  16. Pinch of Yum Logo
    Marta

    I live in Barcelona, and we are not allowed to be outside (other than to go buy food, go to the Pharmacy, or walk the dog). We also have to work from home (if the job allows it!). It is mentally tough, especially as it’s going to be like this for a while. What helps me is to remind myself that this is needed and that I am actually doing what is best for others. This is not about me! Together we can do it 🙂

  17. Pinch of Yum Logo
    Sarah

    Thank you for stating that you are following expert advice (CDC and public health), and for stating that you are looking for updates regularly. Stay safe and healthy!

  18. Pinch of Yum Logo
    Alecia

    I believe we should take this seriously but don’t panic. Turn off the news and go outside and see for yourself whats happening where you are. Preparation is a good idea anyway. Natural disasters happen. The people at greatest risk are elderly and those with pre existing conditions. Most of everyone else should be fine
    I’m not a health care professional and I’m just stating facts as I’ve heard them. Stay well America!

    1. Pinch of Yum Logo

      I’ll include a link here that is helpful for understanding why it’s important to practice social distancing. It’s not about raising panic, but it’s about protecting the people you mentioned: the elderly, those with pre-existing conditions, and our brave grocery and health care workers. Even if we personally feel we will be fine, we can and should make sacrifices for the benefit of others right now. https://www.washingtonpost.com/graphics/2020/world/corona-simulator/
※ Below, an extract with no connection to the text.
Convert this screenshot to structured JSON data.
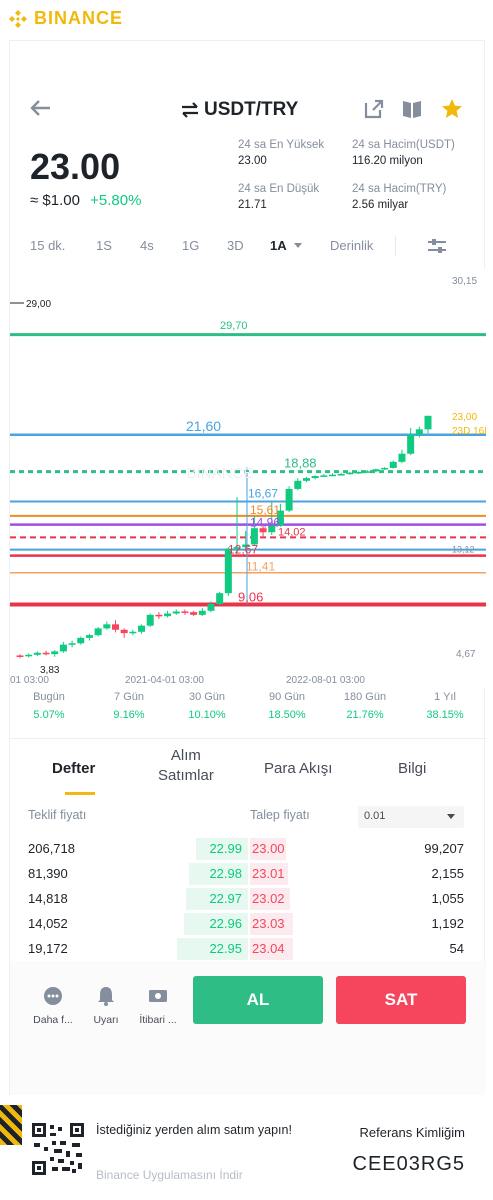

  19. Pinch of Yum Logo
    Hayley

    My daughter has a genetic condition that doesn’t effect her immune system, but effects her overall health, and she has a very low life expectancy overall. It’s surreal wondering if she might have an even shorter expectancy due to this. I’m not afraid, but it’s quite surreal. We are having absolutely no visitors and only going out when absolutely necessary. But right now I’m just focusing on all this extra time I can spend with her 🙂

    1. Pinch of Yum Logo
      cheryl
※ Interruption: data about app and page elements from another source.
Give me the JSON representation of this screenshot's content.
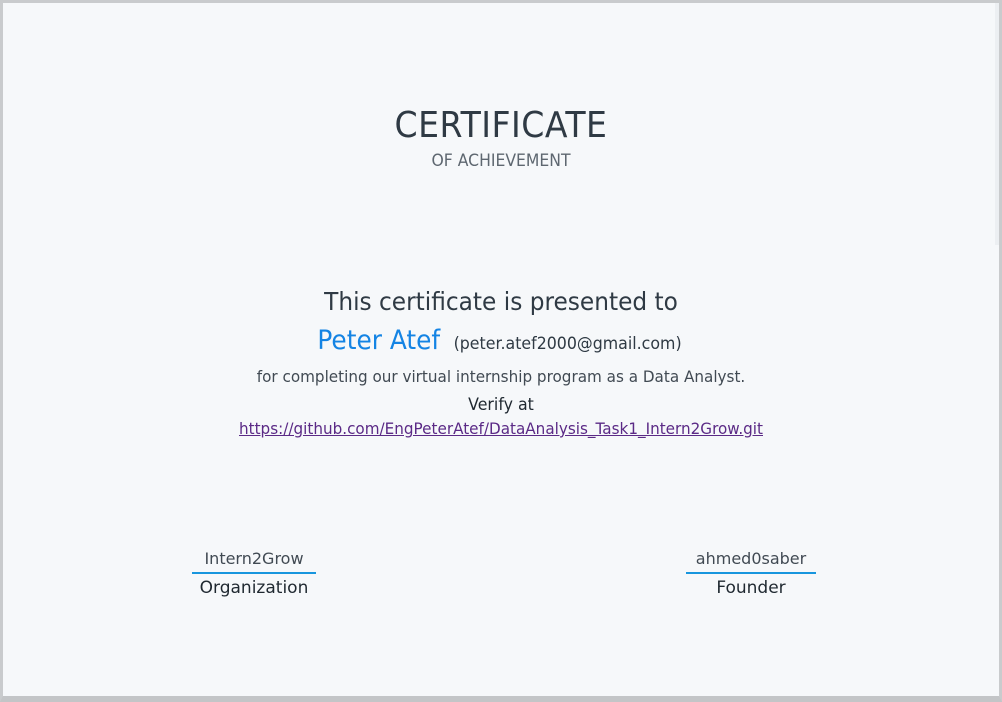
{
  "certificate": {
    "title": "CERTIFICATE",
    "subtitle": "OF ACHIEVEMENT",
    "presented_to": "This certificate is presented to",
    "recipient_name": "Peter Atef",
    "recipient_email": "(peter.atef2000@gmail.com)",
    "description": "for completing our virtual internship program as a Data Analyst.",
    "verify_label": "Verify at",
    "verify_url": "https://github.com/EngPeterAtef/DataAnalysis_Task1_Intern2Grow.git"
  },
  "signatures": {
    "left": {
      "name": "Intern2Grow",
      "role": "Organization"
    },
    "right": {
      "name": "ahmed0saber",
      "role": "Founder"
    }
  },
  "colors": {
    "name_accent": "#1484e4",
    "signature_line": "#1896de",
    "link": "#5b2a86",
    "page_background": "#f6f8fa"
  }
}
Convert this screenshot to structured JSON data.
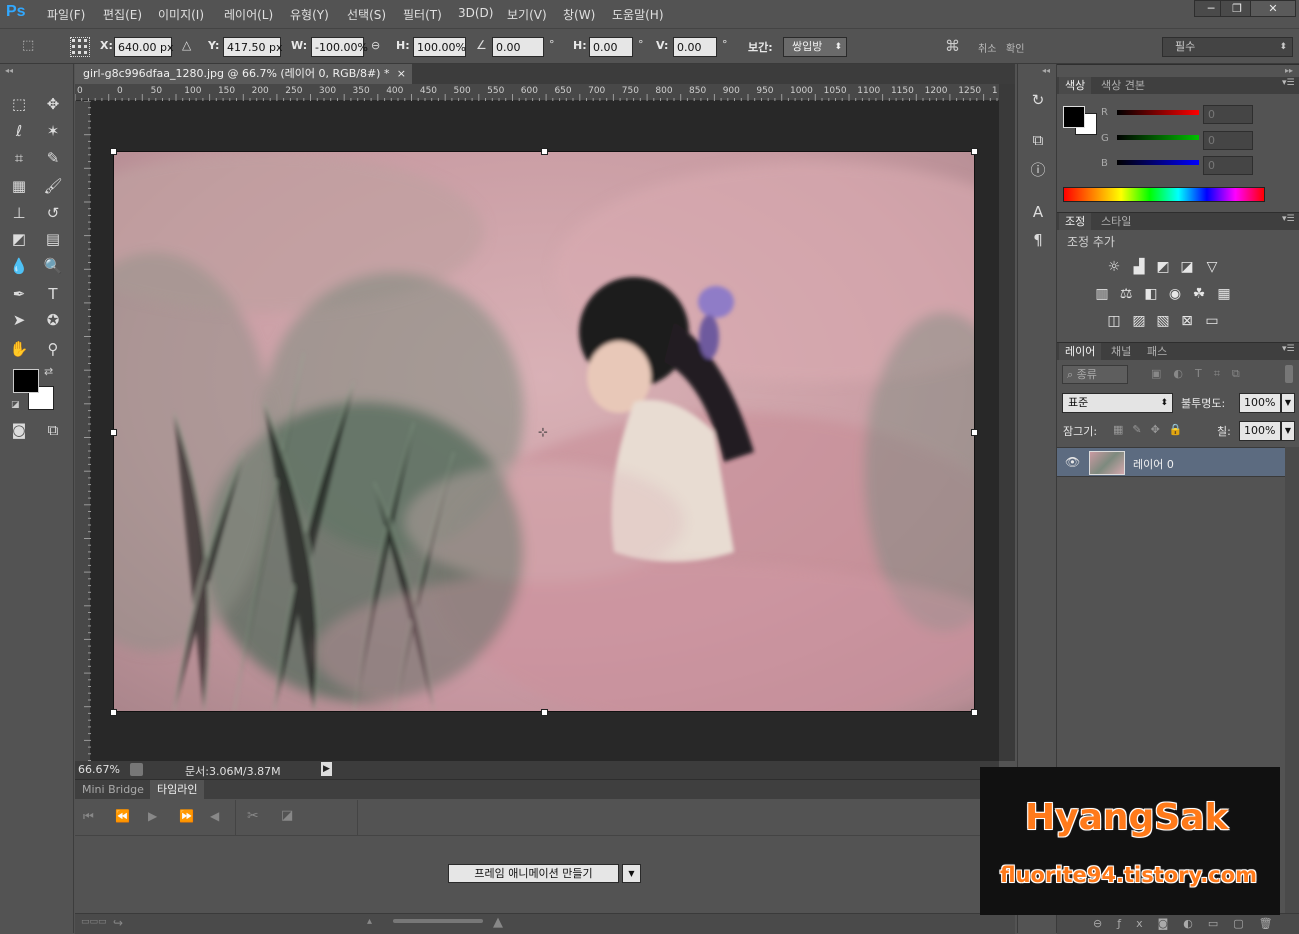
{
  "app": {
    "logo": "Ps"
  },
  "menu": [
    "파일(F)",
    "편집(E)",
    "이미지(I)",
    "레이어(L)",
    "유형(Y)",
    "선택(S)",
    "필터(T)",
    "3D(D)",
    "보기(V)",
    "창(W)",
    "도움말(H)"
  ],
  "window_controls": {
    "minimize": "─",
    "restore": "❐",
    "close": "✕"
  },
  "options": {
    "x_label": "X:",
    "x_value": "640.00 px",
    "y_label": "Y:",
    "y_value": "417.50 px",
    "w_label": "W:",
    "w_value": "-100.00%",
    "h_label": "H:",
    "h_value": "100.00%",
    "angle_value": "0.00",
    "hskew_label": "H:",
    "hskew_value": "0.00",
    "vskew_label": "V:",
    "vskew_value": "0.00",
    "deg": "°",
    "interp_label": "보간:",
    "interp_value": "쌍입방",
    "cancel": "취소",
    "commit": "확인",
    "workspace": "필수"
  },
  "document": {
    "tab_title": "girl-g8c996dfaa_1280.jpg @ 66.7% (레이어 0, RGB/8#) *",
    "close": "×",
    "ruler_ticks": [
      "0",
      "0",
      "50",
      "100",
      "150",
      "200",
      "250",
      "300",
      "350",
      "400",
      "450",
      "500",
      "550",
      "600",
      "650",
      "700",
      "750",
      "800",
      "850",
      "900",
      "950",
      "1000",
      "1050",
      "1100",
      "1150",
      "1200",
      "1250",
      "1"
    ]
  },
  "status": {
    "zoom": "66.67%",
    "doc_size": "문서:3.06M/3.87M"
  },
  "timeline": {
    "tabs": [
      "Mini Bridge",
      "타임라인"
    ],
    "create_button": "프레임 애니메이션 만들기"
  },
  "color_panel": {
    "tabs": [
      "색상",
      "색상 견본"
    ],
    "channels": [
      {
        "label": "R",
        "value": "0",
        "color": "#ff0000"
      },
      {
        "label": "G",
        "value": "0",
        "color": "#00c000"
      },
      {
        "label": "B",
        "value": "0",
        "color": "#0000ff"
      }
    ]
  },
  "adjust_panel": {
    "tabs": [
      "조정",
      "스타일"
    ],
    "title": "조정 추가"
  },
  "layers_panel": {
    "tabs": [
      "레이어",
      "채널",
      "패스"
    ],
    "kind": "종류",
    "blend_mode": "표준",
    "opacity_label": "불투명도:",
    "opacity": "100%",
    "lock_label": "잠그기:",
    "fill_label": "칠:",
    "fill": "100%",
    "layers": [
      {
        "name": "레이어 0"
      }
    ]
  },
  "watermark": {
    "title": "HyangSak",
    "url": "fluorite94.tistory.com"
  }
}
      just prayed for you hayley. i have a friend in another state whose situation is similar to yours.

  20. Pinch of Yum Logo
    Kelly
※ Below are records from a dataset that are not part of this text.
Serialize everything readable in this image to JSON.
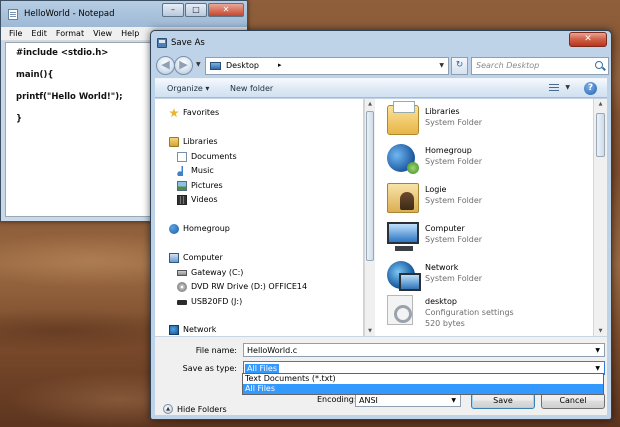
{
  "notepad": {
    "title": "HelloWorld - Notepad",
    "window_controls": [
      "–",
      "□",
      "✕"
    ],
    "menu": [
      "File",
      "Edit",
      "Format",
      "View",
      "Help"
    ],
    "lines": [
      "#include <stdio.h>",
      "main(){",
      "printf(\"Hello World!\");",
      "}"
    ]
  },
  "dialog": {
    "title": "Save As",
    "close_glyph": "✕",
    "address": {
      "location": "Desktop",
      "separator": "▸"
    },
    "search_placeholder": "Search Desktop",
    "toolbar": {
      "organize": "Organize ▾",
      "new_folder": "New folder",
      "help_glyph": "?"
    },
    "nav": {
      "favorites": "Favorites",
      "libraries": "Libraries",
      "documents": "Documents",
      "music": "Music",
      "pictures": "Pictures",
      "videos": "Videos",
      "homegroup": "Homegroup",
      "computer": "Computer",
      "gateway": "Gateway (C:)",
      "dvd": "DVD RW Drive (D:) OFFICE14",
      "usb": "USB20FD (J:)",
      "network": "Network"
    },
    "files": [
      {
        "name": "Libraries",
        "type": "System Folder",
        "icon": "libraries-icon"
      },
      {
        "name": "Homegroup",
        "type": "System Folder",
        "icon": "homegroup-icon"
      },
      {
        "name": "Logie",
        "type": "System Folder",
        "icon": "user-folder-icon"
      },
      {
        "name": "Computer",
        "type": "System Folder",
        "icon": "computer-icon"
      },
      {
        "name": "Network",
        "type": "System Folder",
        "icon": "network-icon"
      },
      {
        "name": "desktop",
        "type": "Configuration settings",
        "size": "520 bytes",
        "icon": "config-file-icon"
      }
    ],
    "file_name_label": "File name:",
    "file_name_value": "HelloWorld.c",
    "save_type_label": "Save as type:",
    "save_type_value": "All Files",
    "save_type_options": [
      "Text Documents (*.txt)",
      "All Files"
    ],
    "hide_folders": "Hide Folders",
    "encoding_label": "Encoding:",
    "encoding_value": "ANSI",
    "save_button": "Save",
    "cancel_button": "Cancel"
  }
}
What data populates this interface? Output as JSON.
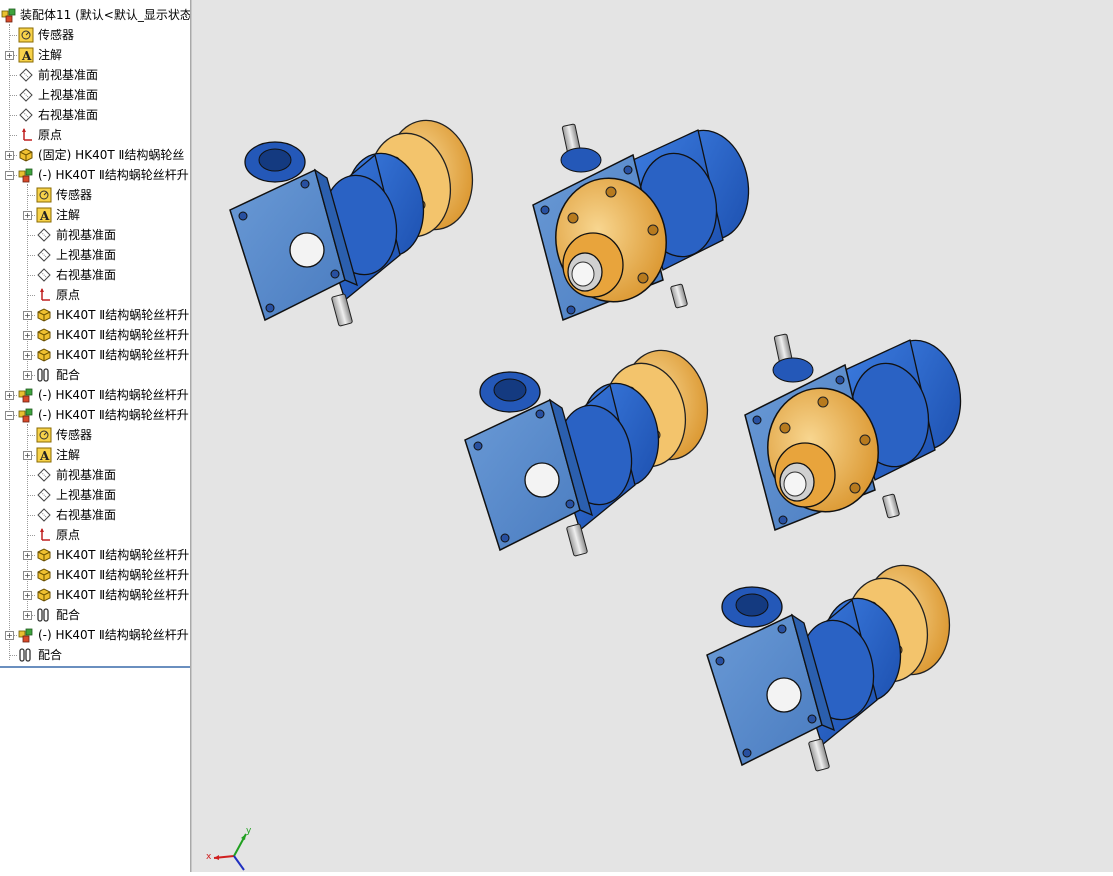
{
  "tree": {
    "root": {
      "label": "装配体11 (默认<默认_显示状态"
    },
    "items": [
      {
        "label": "传感器",
        "icon": "sensor-icon"
      },
      {
        "label": "注解",
        "icon": "annotation-icon"
      },
      {
        "label": "前视基准面",
        "icon": "plane-icon"
      },
      {
        "label": "上视基准面",
        "icon": "plane-icon"
      },
      {
        "label": "右视基准面",
        "icon": "plane-icon"
      },
      {
        "label": "原点",
        "icon": "origin-icon"
      },
      {
        "label": "(固定) HK40T Ⅱ结构蜗轮丝",
        "icon": "part-icon"
      },
      {
        "label": "(-) HK40T Ⅱ结构蜗轮丝杆升",
        "icon": "subassembly-icon"
      },
      {
        "label": "传感器",
        "icon": "sensor-icon"
      },
      {
        "label": "注解",
        "icon": "annotation-icon"
      },
      {
        "label": "前视基准面",
        "icon": "plane-icon"
      },
      {
        "label": "上视基准面",
        "icon": "plane-icon"
      },
      {
        "label": "右视基准面",
        "icon": "plane-icon"
      },
      {
        "label": "原点",
        "icon": "origin-icon"
      },
      {
        "label": "HK40T Ⅱ结构蜗轮丝杆升",
        "icon": "part-icon"
      },
      {
        "label": "HK40T Ⅱ结构蜗轮丝杆升",
        "icon": "part-icon"
      },
      {
        "label": "HK40T Ⅱ结构蜗轮丝杆升",
        "icon": "part-icon"
      },
      {
        "label": "配合",
        "icon": "mates-icon"
      },
      {
        "label": "(-) HK40T Ⅱ结构蜗轮丝杆升",
        "icon": "subassembly-icon"
      },
      {
        "label": "(-) HK40T Ⅱ结构蜗轮丝杆升",
        "icon": "subassembly-icon"
      },
      {
        "label": "传感器",
        "icon": "sensor-icon"
      },
      {
        "label": "注解",
        "icon": "annotation-icon"
      },
      {
        "label": "前视基准面",
        "icon": "plane-icon"
      },
      {
        "label": "上视基准面",
        "icon": "plane-icon"
      },
      {
        "label": "右视基准面",
        "icon": "plane-icon"
      },
      {
        "label": "原点",
        "icon": "origin-icon"
      },
      {
        "label": "HK40T Ⅱ结构蜗轮丝杆升",
        "icon": "part-icon"
      },
      {
        "label": "HK40T Ⅱ结构蜗轮丝杆升",
        "icon": "part-icon"
      },
      {
        "label": "HK40T Ⅱ结构蜗轮丝杆升",
        "icon": "part-icon"
      },
      {
        "label": "配合",
        "icon": "mates-icon"
      },
      {
        "label": "(-) HK40T Ⅱ结构蜗轮丝杆升",
        "icon": "subassembly-icon"
      },
      {
        "label": "配合",
        "icon": "mates-icon"
      }
    ]
  },
  "triad": {
    "x_label": "x",
    "y_label": "y"
  },
  "colors": {
    "housing": "#5b8fd0",
    "housing_dark": "#2a5fb0",
    "motor_blue": "#2260c8",
    "brass": "#e8a43c",
    "brass_light": "#f2c87a",
    "shaft": "#c8c8c8",
    "viewport_bg": "#e4e4e4"
  }
}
    I love this! Reverse recipes are such a challenge for me…but with two growing boys and a husband all stuck home…it’s a challenge which must be conquered!

  21. Pinch of Yum Logo
    Erika

    Hi Lindsey – I want to thank you! I didn’t have time to make my usual meal plan before heading to the store to stock up on essentials for my family on Friday but I did still have my printed copy of the sugar free January starter pack with a month’s worth of healthy and delicious recipes. I used it as my guide to do some meal planning on the fly in a very crowded grocery store. These are challenging times – thanks for your voice of calm and great resources.

    1. Pinch of Yum Logo

      This is amazing. I will pass this on to Jenna who did the bulk of the work to put this together. So glad it’s been helpful.

  22. Pinch of Yum Logo
    Erin

    Thank you for this gentle distraction. I work in a long-term care facility for kiddos with special needs. I am not worried about myself getting sick, as I am young and healthy, but I know the implications of “the virus that shall not be named” for people with weak or compromised immune systems. Today I went to the grocery store, saw the empty shelves (canned food, bread, toilet paper) and had a panic attack, right there in HyVee. Thank you for the good ideas and the calm pep talk- it’s amazing how little of that I’ve actually been hearing.

    You’re right, though. WE CAN DO THIS!
    xo, Erin

    1. Pinch of Yum Logo

      Sending lots of love to you and the kids you are working with Erin. ❤️These are really hard times. This is so uncomfortable. But we can do this.

  23. Pinch of Yum Logo
    Andrea Franko

    I love your coffee date posts, keep ’em coming! I made spicy shrimp tacos with garlic cilantro lime slaw tonight and they were exactly what I needed. I go between panic and calm about every 30 minutes. The only thing keeping me from stress eating my entire pantry is the thought that we need to eat out of it for the coming weeks. I feel fortunate that I can work from home and my husband is as well. We’re choosing to keep our 3 year old home with big sis while school is closed so that we can do our part.